─── RECORDED DATA ───

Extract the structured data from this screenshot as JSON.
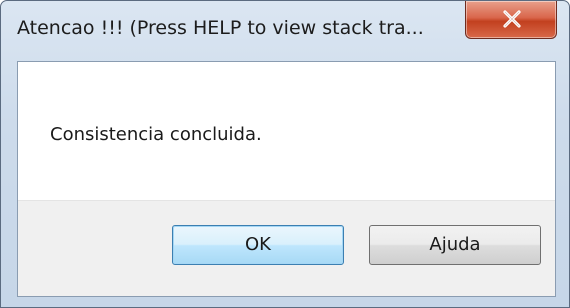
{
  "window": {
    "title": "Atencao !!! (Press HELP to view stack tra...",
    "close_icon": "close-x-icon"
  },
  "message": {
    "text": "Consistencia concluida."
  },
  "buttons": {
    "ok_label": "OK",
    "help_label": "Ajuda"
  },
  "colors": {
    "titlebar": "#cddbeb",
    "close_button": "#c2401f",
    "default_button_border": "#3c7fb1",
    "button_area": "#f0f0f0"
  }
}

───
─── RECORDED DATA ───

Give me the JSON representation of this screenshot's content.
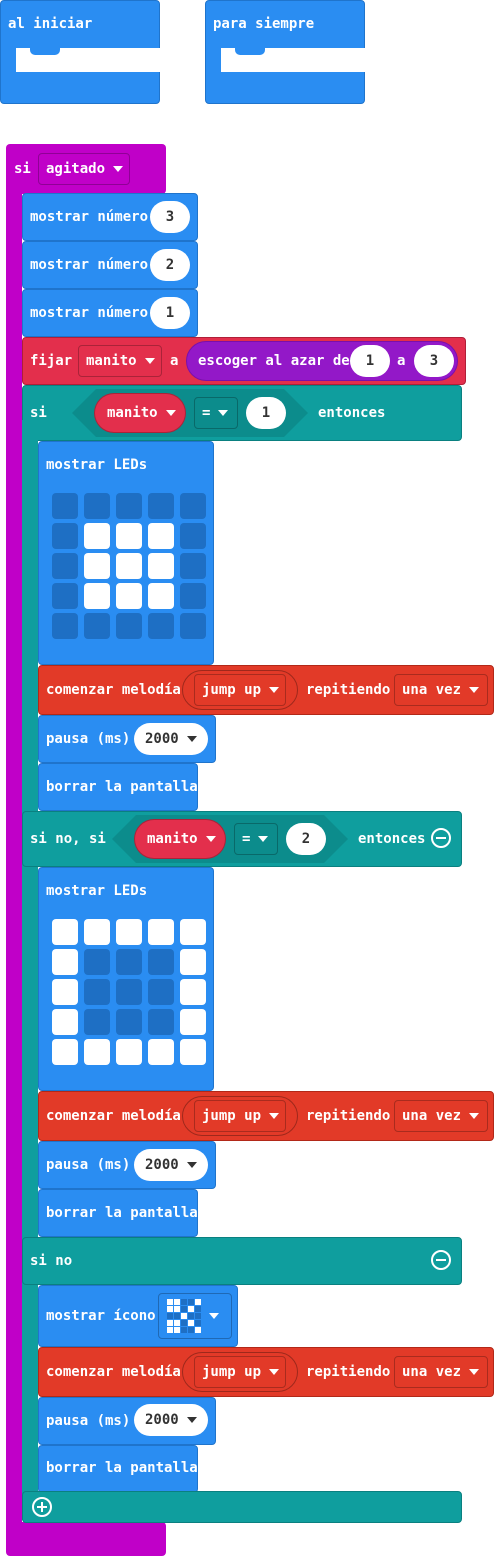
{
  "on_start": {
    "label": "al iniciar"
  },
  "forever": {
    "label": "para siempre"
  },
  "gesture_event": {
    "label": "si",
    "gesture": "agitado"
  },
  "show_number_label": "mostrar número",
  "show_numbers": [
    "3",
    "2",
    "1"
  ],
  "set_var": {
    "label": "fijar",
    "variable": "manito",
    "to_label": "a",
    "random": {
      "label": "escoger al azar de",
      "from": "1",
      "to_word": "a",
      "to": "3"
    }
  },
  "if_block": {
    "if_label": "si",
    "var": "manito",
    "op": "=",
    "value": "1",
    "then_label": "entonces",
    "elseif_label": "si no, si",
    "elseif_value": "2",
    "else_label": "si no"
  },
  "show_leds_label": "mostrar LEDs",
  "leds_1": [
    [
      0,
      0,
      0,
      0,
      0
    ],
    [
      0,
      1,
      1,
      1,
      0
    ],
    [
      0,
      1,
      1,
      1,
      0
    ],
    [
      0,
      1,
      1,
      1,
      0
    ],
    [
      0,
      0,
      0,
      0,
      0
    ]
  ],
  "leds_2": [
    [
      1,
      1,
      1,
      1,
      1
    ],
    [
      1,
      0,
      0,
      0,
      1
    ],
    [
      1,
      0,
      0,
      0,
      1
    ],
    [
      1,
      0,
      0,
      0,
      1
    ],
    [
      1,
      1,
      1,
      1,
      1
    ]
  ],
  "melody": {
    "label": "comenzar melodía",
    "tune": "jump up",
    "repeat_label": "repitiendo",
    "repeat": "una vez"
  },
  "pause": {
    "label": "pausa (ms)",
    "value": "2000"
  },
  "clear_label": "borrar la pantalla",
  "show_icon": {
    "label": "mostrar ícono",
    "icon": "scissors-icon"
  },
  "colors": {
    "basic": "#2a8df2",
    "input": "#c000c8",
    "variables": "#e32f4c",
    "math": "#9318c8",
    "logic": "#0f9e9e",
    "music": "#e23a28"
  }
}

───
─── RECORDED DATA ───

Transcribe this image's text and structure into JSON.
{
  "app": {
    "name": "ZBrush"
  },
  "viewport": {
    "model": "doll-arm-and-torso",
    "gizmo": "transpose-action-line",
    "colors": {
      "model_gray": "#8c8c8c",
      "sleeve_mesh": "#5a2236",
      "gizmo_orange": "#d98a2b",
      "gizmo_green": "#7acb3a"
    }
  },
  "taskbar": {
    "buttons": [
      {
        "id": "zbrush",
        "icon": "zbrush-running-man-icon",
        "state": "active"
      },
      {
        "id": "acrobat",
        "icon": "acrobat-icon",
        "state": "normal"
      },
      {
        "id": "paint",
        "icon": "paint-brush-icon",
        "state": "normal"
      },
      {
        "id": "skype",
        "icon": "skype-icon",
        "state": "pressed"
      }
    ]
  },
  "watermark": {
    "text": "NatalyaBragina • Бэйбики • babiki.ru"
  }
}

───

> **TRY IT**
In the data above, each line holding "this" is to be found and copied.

> **ANSWER SECTION**
Extract the structured data from this screenshot as JSON.
Give me the JSON representation of this screenshot's content.
Transcribe this image's text and structure into JSON.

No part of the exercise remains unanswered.